“We’ve come here together, united as one, putting aside any differences we may have to send a clear and unifying message,” said Mayor Ted Wheeler, who coordinated the morning event. “We stand in opposition to the rising national tide of hate, intolerance, bigotry, and white supremacy.”
Wheeler’s comments were followed by short speeches by a range of progressive politicians, activists, and business leaders. Some explicitly decried the Proud Boys—the alt-right group behind the weekend demonstration—and others condemned any protesters seeking a fight. But despite their varied phrasing, the group’s collective statement against hate was a rare sign of unity in a city that’s been splintered by divisive protests.
“We are here to use our words to help our community resist fascism strategically and intelligently,” said Avel Gordly, a civil rights leader and former Oregon state legislator. “We are here because our children need to see us in this act of standing together. Our children need to see us acting to protect them in a time of traumatizing fear in this nation.”
The planned demonstration, orchestrated by a Florida member of the Proud Boys, is expected to attract far-right extremists and agitators from across the country. Portland leftists, including those who identify as anti-fascists (more commonly known as “antifa”), are planning to counter the Proud Boys' demonstration with their own organized protest. According to Police Chief Danielle Outlaw, every Portland police officer will be working the day of the protest.
Outlaw and Wheeler have both shared concerns that the clash will turn violent, based on past Portland alt-right events and threats of violence already being made on social media.
“It’s extremists from across the political spectrum who come not to demonstrate but to engage in criminal acts of violence and property damage,” said Billy Williams, U.S. Attorney for the State of Oregon, calling these individuals “masked cowards and marauding thugs.”
Eric Ward, director of the Western States Center, pushed back on this so-called “both sides” narrative during his speech.
“There is a right way and wrong way to tackle threats,” Ward said. “We won’t keep Portland safe with false equivalencies about violence on all sides. False equivalencies did not protect Ricky Best or Talesin on the Portland [MAX].”
But, he continued, “I’m not here to blame the mayor or law enforcement. I’m here to hold a mirror to the face of Portland, Oregon. It is time for us to stand up and support our leadership. We are facing a political crisis and it is ineffective and unwise to place the entire burden on city leadership and law enforcement to find a solution.”
Those planning on counter-protesting the Proud Boys event have said the city’s messaging around the coming clash borders on fear-mongering—and has the potential to stifle free speech. At the morning event, only a few speakers openly supported those counter-demonstrators.
“If you are planning to come to protest white supremacy,” said Kayse Jama, director of Unite Oregon. “Bring a picture of someone who inspires you to be a non-violent activist.”
Jama was also the only speaker to identify the dueling groups—Proud Boys and antifa—by name.

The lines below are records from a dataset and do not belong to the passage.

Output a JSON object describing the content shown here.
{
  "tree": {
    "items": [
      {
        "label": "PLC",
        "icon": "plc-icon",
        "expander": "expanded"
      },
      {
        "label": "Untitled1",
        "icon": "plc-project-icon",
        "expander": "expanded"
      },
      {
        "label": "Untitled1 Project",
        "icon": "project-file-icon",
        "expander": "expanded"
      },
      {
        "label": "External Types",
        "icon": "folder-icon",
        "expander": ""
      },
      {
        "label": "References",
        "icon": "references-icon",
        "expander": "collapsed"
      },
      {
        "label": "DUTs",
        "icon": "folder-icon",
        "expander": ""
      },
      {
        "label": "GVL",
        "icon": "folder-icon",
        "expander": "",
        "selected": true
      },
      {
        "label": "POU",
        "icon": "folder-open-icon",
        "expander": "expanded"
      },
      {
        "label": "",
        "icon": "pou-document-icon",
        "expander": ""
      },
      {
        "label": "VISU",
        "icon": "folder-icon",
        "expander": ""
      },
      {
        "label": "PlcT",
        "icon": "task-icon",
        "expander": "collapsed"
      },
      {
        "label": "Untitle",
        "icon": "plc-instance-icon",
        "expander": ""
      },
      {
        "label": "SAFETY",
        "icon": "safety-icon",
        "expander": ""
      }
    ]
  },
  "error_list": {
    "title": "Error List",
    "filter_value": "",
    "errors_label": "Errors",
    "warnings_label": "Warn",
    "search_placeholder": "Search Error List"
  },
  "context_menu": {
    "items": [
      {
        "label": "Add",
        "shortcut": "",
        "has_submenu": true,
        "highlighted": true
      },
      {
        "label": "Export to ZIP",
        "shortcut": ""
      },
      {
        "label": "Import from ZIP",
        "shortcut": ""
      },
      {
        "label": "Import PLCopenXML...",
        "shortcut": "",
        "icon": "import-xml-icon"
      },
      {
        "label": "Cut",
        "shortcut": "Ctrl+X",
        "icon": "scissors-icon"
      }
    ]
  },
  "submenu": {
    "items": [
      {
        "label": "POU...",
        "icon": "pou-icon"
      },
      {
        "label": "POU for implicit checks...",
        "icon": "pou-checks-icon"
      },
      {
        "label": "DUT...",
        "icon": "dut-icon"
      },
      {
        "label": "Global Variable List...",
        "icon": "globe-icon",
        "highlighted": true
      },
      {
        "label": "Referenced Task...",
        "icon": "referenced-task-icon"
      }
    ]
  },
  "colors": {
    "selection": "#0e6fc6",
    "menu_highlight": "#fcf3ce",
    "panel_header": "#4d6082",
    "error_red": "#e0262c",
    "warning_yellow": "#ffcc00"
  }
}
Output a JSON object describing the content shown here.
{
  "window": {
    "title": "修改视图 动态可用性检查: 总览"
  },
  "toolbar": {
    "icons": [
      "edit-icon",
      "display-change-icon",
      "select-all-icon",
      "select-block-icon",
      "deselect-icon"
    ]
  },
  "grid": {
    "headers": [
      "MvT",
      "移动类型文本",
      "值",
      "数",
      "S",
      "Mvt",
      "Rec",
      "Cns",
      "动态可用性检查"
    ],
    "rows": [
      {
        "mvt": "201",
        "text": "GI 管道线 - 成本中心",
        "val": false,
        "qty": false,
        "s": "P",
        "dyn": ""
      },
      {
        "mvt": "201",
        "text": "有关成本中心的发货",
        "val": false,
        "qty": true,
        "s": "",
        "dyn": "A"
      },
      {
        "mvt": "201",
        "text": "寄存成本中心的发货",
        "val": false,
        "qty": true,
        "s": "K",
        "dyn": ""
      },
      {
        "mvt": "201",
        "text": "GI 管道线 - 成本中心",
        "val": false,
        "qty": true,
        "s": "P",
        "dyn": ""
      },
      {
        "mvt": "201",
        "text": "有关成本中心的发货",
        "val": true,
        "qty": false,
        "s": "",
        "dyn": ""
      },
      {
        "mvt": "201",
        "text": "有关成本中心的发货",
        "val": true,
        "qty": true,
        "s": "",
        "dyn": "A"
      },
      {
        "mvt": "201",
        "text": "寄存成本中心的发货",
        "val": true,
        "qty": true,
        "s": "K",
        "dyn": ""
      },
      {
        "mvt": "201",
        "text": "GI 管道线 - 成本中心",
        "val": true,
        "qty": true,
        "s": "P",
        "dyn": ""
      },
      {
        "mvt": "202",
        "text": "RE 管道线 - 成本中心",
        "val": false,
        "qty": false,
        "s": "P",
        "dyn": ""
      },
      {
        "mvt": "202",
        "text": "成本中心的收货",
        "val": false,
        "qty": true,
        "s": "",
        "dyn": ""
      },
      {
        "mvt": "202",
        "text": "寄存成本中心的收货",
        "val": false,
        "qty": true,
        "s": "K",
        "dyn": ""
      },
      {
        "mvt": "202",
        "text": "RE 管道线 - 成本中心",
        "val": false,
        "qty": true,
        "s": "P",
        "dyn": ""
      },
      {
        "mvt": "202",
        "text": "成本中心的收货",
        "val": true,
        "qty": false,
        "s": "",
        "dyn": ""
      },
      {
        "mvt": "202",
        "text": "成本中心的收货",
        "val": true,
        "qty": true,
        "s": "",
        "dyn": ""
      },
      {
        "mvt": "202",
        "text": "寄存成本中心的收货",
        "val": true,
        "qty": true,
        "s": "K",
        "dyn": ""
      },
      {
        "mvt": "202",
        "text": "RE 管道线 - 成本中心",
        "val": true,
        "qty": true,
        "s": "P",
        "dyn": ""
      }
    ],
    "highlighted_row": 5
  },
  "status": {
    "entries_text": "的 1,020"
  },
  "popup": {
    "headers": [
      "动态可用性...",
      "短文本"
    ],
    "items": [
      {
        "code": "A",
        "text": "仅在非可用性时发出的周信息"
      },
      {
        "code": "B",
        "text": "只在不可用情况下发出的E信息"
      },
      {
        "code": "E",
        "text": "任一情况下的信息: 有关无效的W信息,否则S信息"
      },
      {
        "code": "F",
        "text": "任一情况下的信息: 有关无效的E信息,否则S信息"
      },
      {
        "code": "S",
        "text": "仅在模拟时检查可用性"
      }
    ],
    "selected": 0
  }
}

Like Ward, he argued that comparing the two groups of people to each other was wrong.
“I unequivocally support people who stand up to white supremacists,” said Commissioner Jo Ann Hardesty who, frequently organized left-wing demonstrations before entering City Hall. “We can expect everyone to behave with dignity and respect for people who show up to stand firmly against white supremacy.”
Before leaving the podium, Hardesty spoke directly to white nationalists planning on visiting Portland this weekend.
“This is not your city. If you want to be hateful, stay home,” she said. “We don’t want you here, we’ve never wanted you here, and if we find you we will expose you to the light of day.”